By Alessia Mauri
Moroccan women’s political participation is an essential component of the country’s democratization and modernizing processes. Moroccan women obtained the right to compete for office in 1963, even though no woman was elected to the country’s parliament until 1993. Over the past two decades, Morocco has reformed its legal and institutional framework to promote women’s representation in decision-making positions. Nevertheless, women’s political voice remains underrepresented. In a period marked by the desire to build economically competitive societies, to catalyze social cohesion and social justice, the European Union and Morocco aim to empower women to be equal partners in the countries’ political future.
The EU put forward ambitious plans to promote women’s empowerment in politics in Morocco. Since 2012, with budget assistance of EUR 35 million, the EU has been funding Morocco’s Government Plan for Equality – PGE 1 and 2, aimed at “strengthening women’s political representation […] and seeking to reinforce affirmative action measures”. Further, as a co-financier, the European Commission supported the three-year pilot project ‘Let’s Get Involved! For More Women in Politics in Morocco and Benin’ (2018-2021). The project launched in March 2018 by a consortium of African and European partners under the leadership of the Konrad Adenauer Foundation. It encouraged women’s participation and influence across eight Moroccan political parties by bolstering the skills and confidence of young female party members, increasing the awareness of senior party officials, and establishing more inclusive party structures. To achieve these goals, the Konrad Adenauer Foundation (KAS) “offers direct mentoring opportunities to young women, while sharing tools with political parties to encourage them to better integrate aspiring politicians”.

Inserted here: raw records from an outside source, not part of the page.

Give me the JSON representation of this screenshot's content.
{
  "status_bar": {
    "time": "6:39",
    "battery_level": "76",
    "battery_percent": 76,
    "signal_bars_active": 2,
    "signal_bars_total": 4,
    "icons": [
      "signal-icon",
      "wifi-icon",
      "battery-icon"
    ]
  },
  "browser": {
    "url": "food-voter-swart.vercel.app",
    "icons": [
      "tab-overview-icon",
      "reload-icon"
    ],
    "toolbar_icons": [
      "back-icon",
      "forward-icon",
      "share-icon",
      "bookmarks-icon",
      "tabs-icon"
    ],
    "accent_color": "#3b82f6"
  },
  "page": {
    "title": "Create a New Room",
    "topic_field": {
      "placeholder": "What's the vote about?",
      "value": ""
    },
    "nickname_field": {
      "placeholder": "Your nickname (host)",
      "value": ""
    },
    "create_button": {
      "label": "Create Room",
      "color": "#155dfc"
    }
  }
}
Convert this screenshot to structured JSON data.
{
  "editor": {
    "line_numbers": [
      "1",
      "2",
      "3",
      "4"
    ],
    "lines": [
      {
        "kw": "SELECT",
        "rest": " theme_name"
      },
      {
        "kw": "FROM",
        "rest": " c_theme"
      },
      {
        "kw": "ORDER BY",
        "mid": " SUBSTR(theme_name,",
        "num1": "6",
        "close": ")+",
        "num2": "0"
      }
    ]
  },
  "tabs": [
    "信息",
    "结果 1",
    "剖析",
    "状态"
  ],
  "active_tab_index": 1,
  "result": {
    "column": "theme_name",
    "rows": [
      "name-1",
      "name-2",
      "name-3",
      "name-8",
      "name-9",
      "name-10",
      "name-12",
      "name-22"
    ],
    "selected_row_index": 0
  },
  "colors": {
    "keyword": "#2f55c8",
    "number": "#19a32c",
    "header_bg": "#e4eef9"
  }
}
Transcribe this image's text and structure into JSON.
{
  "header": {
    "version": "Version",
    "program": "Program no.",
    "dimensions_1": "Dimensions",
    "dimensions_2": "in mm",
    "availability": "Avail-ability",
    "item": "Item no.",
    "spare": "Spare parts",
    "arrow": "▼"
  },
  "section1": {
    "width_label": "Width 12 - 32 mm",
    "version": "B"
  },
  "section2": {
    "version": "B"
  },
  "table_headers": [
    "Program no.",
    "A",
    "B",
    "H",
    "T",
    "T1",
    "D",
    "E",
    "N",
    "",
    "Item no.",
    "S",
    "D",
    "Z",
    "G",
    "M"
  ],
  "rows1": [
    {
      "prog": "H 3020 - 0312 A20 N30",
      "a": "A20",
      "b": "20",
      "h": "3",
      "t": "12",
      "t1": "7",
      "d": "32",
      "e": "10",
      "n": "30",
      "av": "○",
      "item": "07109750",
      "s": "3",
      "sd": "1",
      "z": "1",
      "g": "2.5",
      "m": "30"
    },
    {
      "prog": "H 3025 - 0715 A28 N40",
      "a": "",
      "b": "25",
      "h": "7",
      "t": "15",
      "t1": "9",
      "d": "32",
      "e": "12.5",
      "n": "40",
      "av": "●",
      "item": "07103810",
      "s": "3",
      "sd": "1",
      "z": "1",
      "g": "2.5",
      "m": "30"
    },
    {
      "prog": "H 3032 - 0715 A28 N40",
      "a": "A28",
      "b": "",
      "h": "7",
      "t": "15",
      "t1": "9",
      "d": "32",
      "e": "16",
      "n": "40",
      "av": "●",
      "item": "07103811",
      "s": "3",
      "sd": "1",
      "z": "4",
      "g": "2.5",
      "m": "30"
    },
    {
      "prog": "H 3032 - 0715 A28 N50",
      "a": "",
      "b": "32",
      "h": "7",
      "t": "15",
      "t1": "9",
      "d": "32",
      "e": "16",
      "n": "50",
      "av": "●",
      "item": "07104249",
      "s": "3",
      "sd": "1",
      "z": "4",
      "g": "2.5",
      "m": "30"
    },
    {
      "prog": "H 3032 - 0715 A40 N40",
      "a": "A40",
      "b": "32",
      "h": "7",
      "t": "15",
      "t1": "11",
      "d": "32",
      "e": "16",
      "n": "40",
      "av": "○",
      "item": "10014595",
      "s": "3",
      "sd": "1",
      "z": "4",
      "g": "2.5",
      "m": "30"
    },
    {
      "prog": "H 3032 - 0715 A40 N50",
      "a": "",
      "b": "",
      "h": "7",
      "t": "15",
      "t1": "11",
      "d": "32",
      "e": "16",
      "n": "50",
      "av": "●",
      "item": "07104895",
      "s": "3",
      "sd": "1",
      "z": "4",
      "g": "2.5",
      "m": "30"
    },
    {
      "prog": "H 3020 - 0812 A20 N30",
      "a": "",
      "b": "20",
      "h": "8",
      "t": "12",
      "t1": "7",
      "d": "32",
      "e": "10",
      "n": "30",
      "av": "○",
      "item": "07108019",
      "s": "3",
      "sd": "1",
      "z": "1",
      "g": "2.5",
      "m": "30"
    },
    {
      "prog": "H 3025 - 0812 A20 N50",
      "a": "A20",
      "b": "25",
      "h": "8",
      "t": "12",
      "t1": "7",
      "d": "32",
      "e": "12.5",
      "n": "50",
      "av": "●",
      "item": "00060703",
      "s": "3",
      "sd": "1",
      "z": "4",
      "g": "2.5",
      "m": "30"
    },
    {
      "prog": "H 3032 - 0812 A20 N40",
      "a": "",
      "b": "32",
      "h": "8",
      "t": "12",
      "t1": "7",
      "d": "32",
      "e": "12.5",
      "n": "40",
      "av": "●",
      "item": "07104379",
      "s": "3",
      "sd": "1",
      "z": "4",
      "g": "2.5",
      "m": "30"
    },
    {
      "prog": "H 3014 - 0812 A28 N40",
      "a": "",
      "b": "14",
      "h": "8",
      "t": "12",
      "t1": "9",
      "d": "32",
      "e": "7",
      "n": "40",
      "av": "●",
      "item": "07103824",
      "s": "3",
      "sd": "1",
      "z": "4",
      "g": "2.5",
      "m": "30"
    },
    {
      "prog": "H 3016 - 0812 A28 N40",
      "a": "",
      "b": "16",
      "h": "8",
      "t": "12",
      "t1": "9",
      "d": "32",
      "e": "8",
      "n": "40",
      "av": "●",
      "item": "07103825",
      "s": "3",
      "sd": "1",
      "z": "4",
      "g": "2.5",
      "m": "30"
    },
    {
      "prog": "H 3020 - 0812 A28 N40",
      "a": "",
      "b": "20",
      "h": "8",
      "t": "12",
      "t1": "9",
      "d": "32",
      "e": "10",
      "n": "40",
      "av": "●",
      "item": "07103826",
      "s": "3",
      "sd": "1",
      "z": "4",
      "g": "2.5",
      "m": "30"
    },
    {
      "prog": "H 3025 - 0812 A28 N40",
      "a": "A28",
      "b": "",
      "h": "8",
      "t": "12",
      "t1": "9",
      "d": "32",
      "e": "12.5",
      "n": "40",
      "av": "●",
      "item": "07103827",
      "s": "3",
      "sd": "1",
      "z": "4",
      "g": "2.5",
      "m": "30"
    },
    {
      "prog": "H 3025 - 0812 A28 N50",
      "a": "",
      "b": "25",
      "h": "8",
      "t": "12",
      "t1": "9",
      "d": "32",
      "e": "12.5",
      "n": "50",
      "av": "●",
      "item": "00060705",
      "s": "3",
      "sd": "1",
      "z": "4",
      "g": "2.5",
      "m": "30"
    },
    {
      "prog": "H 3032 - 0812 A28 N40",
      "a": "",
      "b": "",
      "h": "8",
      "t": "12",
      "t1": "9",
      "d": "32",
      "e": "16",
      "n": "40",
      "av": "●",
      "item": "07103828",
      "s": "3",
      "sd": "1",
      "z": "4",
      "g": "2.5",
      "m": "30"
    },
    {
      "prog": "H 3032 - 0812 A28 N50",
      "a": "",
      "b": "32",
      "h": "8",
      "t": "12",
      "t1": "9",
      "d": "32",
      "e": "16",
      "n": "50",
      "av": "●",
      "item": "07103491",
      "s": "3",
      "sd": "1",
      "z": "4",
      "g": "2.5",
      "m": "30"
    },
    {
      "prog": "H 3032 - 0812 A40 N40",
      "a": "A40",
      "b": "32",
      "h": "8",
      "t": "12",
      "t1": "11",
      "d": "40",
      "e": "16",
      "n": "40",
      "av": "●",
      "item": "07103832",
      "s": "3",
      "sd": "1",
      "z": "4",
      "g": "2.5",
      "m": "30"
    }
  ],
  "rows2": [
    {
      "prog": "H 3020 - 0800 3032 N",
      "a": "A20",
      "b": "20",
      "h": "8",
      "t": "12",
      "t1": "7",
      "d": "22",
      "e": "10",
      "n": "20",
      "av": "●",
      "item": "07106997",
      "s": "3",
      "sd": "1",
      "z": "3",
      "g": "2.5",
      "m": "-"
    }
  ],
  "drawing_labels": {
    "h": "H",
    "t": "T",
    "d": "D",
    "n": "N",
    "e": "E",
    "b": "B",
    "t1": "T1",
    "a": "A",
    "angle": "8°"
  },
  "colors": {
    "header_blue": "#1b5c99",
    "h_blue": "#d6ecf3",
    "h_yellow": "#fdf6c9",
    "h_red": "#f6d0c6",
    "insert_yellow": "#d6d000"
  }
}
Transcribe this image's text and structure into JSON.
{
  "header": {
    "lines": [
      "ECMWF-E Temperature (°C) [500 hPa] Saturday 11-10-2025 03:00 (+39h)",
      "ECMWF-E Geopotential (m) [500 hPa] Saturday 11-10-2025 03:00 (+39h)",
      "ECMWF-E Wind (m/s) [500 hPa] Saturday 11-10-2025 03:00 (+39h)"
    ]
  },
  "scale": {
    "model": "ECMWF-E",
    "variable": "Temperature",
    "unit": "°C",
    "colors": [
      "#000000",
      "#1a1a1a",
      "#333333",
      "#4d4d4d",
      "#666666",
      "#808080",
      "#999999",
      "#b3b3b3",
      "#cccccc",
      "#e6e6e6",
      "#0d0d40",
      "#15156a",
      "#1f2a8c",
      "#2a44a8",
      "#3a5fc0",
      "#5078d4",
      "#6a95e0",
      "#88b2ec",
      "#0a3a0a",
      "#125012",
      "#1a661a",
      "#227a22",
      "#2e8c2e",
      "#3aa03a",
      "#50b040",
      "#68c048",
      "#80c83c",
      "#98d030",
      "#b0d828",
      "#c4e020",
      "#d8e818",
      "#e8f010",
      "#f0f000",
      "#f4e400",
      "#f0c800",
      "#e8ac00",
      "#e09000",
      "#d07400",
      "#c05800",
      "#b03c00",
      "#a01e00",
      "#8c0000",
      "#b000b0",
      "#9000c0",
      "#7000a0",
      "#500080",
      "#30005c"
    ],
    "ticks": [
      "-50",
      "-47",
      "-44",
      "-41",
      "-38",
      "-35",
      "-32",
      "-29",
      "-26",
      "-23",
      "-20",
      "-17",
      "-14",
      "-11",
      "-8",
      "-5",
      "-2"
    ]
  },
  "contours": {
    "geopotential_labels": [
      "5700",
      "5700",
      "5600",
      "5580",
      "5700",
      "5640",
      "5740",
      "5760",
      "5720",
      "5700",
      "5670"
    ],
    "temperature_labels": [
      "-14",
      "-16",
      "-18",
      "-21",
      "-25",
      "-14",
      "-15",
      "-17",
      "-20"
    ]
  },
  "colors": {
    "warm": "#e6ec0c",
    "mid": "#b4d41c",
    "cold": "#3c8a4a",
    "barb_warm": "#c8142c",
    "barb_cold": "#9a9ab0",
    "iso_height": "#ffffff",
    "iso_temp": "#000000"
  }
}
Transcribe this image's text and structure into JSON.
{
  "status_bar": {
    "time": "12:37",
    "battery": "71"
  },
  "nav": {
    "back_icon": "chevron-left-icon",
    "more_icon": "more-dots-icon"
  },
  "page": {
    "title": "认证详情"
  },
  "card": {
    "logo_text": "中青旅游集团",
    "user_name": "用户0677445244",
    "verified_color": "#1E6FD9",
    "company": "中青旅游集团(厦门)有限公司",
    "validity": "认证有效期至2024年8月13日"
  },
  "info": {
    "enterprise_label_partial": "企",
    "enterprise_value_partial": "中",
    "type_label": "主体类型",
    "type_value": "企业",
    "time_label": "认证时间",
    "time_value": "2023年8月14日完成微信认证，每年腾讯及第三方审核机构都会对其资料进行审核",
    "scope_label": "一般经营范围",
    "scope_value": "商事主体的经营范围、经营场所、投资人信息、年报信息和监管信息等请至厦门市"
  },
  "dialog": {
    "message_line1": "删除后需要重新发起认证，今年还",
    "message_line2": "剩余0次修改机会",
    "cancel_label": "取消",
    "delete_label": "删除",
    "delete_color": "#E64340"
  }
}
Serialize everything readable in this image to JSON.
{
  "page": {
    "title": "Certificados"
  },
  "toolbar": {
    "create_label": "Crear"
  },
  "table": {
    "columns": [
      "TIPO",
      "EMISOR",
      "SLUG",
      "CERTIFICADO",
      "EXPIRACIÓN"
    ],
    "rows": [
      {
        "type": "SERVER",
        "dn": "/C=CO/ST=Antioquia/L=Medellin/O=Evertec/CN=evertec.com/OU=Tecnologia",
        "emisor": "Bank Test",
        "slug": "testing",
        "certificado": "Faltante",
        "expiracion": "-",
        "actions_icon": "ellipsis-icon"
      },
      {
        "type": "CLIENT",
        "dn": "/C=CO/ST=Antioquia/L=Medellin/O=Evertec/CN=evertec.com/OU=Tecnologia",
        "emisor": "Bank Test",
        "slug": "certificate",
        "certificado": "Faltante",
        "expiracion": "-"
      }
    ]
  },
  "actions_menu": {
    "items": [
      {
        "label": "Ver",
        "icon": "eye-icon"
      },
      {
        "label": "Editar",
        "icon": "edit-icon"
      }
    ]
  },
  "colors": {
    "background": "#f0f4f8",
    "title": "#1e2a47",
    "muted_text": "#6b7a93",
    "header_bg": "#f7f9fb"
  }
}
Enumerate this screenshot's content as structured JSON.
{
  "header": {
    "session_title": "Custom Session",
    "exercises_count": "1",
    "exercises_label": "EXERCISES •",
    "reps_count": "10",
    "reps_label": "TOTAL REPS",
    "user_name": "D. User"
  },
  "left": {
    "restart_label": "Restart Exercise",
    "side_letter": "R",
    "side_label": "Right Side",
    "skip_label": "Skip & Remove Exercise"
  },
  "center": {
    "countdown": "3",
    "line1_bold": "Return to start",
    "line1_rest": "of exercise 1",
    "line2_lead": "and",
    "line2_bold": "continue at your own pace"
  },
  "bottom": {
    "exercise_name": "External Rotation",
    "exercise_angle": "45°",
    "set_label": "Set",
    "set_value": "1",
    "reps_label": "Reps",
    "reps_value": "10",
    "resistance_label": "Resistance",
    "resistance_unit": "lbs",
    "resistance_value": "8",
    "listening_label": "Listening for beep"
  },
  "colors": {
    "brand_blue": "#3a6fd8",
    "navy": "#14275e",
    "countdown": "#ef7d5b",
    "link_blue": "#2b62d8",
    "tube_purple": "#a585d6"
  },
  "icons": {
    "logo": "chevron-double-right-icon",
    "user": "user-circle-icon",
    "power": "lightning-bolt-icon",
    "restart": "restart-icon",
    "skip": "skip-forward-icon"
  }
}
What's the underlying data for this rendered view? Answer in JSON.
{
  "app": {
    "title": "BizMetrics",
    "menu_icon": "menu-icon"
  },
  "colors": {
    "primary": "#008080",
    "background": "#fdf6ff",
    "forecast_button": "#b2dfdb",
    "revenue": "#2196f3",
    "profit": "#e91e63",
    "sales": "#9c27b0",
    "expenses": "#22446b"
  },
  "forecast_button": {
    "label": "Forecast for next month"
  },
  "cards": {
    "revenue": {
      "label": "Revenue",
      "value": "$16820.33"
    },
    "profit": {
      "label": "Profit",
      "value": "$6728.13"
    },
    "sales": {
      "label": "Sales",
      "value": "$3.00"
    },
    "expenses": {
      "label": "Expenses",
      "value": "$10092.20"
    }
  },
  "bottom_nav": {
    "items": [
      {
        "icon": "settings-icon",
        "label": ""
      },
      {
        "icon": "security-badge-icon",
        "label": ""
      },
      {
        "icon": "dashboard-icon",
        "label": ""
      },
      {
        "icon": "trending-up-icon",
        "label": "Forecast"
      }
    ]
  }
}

In 2020, the EU started supporting Morocco’s Parliament through the EU Twinning Instrument (2020-2022) to share the EU member states’ public sector expertise with Morocco. With a budget of EUR 1.2 million, the project encourages Moroccan parliamentary staff members to commit themselves to the principle of gender equality and to develop instruments and strategies based on a gender-sensitive approach. To meet the reform demands, in 2016 Morocco’s government revised the gender quota first adopted in 2002, increasing the number of parliamentary seats reserved for women from 30 to 60. As a result, women’s representation in Parliament has continuously increased. Ahead of the September 2021 general election, the country’s government approved a new electoral law, which now reserves 90 parliamentary seats for women elected from regional electoral lists. This measure effectively made a difference as 95 of 395 seats in the House of Representatives are now held by women. For the first time, in Morocco’s three major cities: Casablanca, Marrakech, and Rabat three women were elected as mayors.
Despite these achievements, the EU’s pursuit of policies to achieve progress in women’s political voice in Morocco faces several societal and institutional challenges. The socio-cultural beliefs and conservative legal norms of Moroccan patriarchal society place different expectations on women and men regarding their contribution to society. Even though Morocco has lifted legal restrictions on women’s ability to vote and run for office, they continue to face discriminationunder family and personal status. This uneven social and legal status negatively affects women’s political participation, “ […] when a woman succeeds in affirming herself, there is a huge mobilization against her […]”. The differing gender expectations and women’s fear of being stigmatized for challenging social norms has slowed the implementation of gender parity laws. Further, as Joseph Suad argues, male political dominance “reinforces patriarchy in that males and seniors constitute the overwhelming majority of political power-holders, as heads of state, members of parliament, government officials, and members of political parties”. Accordingly, political parties in Morocco are male-dominated, as men tend to appoint other men and use gender-blind criteria for selecting candidates. Undoubtedly, political parties respect the law prescribing quotas to enhance women’s inclusion but as women are perceived as less electable, they place them in lower positions or in the electoral constituencies where the party is less likely to win. The reactions of the political parties to the proposed reforms or implementation process are torn between hesitation, reticence, and hostility. Ultimately, interests, ideological and political stakes prevail over the promotion of the principle of parity in democratic political participation.
Since 2012, the EU has supported programs for strengthening women’s political representation and institutional gender equality in Morocco. Yet, the conservative legal norms, the patriarchal societal stereotypes, and male dominance over political parties are slowing down the path towards women’s empowerment in Morocco. Notwithstanding the significant alarm bells of the ongoing political discrimination against women, political participation, and representation of women in Morocco are resounding ever louder and this may lead to institutional and legal reforms to strengthen women’s political rights in the country.